When choosing a career path, people might not understand the difference between the different roles artists take on a project (Concept, Animation, VFX, etc.). This topic will highlight the role a concept artist plays in a project.
Artists are Entrepreneurs
Jeremy Stewart - Co-founder, Animism Studios

You will learn the parallels between entrepreneurship and a career as an artist. Anyone with a career in VFX, Animation, or Videogames has much in common with someone who runs a small business. I will explain why thinking like an entrepreneur helps artists secure a thriving career in the VFX and Animation industries.
Getting There From Here: Preparing for Professional Life
David Andrews - Animation Director, DNEG.

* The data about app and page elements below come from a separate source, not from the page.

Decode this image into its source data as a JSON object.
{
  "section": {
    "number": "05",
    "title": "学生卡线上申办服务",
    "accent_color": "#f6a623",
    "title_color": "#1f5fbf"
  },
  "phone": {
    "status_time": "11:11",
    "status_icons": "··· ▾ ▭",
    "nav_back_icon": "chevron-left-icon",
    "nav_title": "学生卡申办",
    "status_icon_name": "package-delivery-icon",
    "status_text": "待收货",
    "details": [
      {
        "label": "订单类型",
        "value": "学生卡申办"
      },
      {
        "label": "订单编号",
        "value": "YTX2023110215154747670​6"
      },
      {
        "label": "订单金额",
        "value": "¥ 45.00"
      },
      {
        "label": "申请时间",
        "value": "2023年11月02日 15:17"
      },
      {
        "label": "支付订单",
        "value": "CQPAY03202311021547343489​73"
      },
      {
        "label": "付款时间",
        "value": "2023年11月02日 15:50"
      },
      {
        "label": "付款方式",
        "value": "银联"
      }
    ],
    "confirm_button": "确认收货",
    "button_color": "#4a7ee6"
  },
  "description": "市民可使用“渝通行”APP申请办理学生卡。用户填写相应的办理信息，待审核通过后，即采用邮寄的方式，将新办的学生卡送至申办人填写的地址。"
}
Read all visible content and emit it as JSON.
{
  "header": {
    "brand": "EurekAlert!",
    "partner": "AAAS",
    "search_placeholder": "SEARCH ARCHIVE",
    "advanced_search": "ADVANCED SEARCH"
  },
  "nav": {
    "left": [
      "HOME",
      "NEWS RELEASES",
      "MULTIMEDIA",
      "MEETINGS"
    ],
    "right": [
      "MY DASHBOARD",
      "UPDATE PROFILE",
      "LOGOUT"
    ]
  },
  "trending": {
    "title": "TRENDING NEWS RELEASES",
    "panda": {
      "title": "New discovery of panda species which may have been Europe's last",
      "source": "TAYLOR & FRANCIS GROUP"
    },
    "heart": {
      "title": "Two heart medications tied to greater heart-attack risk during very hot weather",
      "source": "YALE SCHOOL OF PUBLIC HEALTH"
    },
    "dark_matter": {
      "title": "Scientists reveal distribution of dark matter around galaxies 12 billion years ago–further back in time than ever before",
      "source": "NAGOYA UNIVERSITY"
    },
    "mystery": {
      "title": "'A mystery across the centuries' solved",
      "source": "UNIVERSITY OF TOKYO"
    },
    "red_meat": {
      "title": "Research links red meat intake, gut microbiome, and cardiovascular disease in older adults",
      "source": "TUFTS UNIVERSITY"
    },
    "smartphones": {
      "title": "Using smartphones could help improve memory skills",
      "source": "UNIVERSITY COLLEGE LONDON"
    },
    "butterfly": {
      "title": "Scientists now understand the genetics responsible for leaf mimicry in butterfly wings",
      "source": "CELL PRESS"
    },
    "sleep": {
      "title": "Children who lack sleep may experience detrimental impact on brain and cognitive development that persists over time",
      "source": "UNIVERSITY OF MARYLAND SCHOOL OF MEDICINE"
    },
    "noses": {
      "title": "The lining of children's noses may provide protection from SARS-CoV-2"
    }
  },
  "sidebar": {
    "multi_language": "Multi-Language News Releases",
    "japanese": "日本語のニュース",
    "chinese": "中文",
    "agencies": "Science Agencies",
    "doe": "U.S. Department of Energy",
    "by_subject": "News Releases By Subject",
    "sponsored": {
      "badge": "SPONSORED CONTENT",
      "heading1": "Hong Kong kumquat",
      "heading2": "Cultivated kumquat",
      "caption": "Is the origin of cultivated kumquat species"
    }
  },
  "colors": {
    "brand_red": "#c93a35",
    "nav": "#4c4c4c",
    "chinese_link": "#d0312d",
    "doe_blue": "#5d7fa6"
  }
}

How do aspiring artists prepare for a professional life in Computer Animation? And once there, how does one continue to develop as an artist? It's about soft skills, which are as important as hard ones.
Lunch Break & Networking
3D Product for Promotion and Advertising
Hermann Troeger - Digital Product Designer, Troeger Media

In this session, we will discuss the creative process of 3D commercial products, and how they are used today as part of sales, marketing, and generating revenue.
Speaker Awards
Drawing Competition
Private Event
Student and Teacher Awards

Please join your classes of 2020 - 2022.
Coffee Break
VANAS community

Celebrating the end of our first conference and grad accomplisments.
End of event

The schedule, speakers, and topics are subject to change.

Tickets sold out

Art Competition


Details coming soon


Details coming soon


• Goal: To find the most attractive and original designs.

• Medium: 2D Drawing

• Format: Group art battle tournament

• Judges: Audience voting and VANAS Faculty

•Timeframe: The competition will run in the afternoon for an hour (2 pm - 3 pm *)

Introduction (10 mins)

• The students receive instructions on how the competition works

• The students will split into four (4) groups (A total of 16 students*)

Round 1 (15 mins)

• All students are given a verbal description of a character (i.e. a dinosaur with angel wings).

• Students have 10 mins. to complete their conceptual art drawings

• Judges have 5 mins. to vote for the two (2) best designs from each group

• A new team of 4 students is created from the two (2) winners of each group from the last round

Round 2 ( 15 mins)

• Students receive new descriptions to draw (i.e. a wizard with magical fire powers)

• Students have 10 mins. to complete their conceptual art drawings

• Judges have 5 mins. to vote for the single best design from each group

• At this point, there are only two (2) students remaining in the competition

Round 3 (15 mins)

• The two (2) winners receive the final description (i.e. a half-human, half-robot, cyborg)

• The two (2) finalists have 10 mins. to draw.

• Judges have 5 mins. to vote for the single best design from each group

The remaining 10 minutes are allocated as a buffer in between the rounds

*Students in high school, 16 years of age or older. A professional artist is a different category.

*Subject to change due to the number of students participating

*Students competing should purchase a regular ticket

Tickets sold out


UBC - 800 Robson St, Vancouver, BC V6E 1A7


Tickets sold out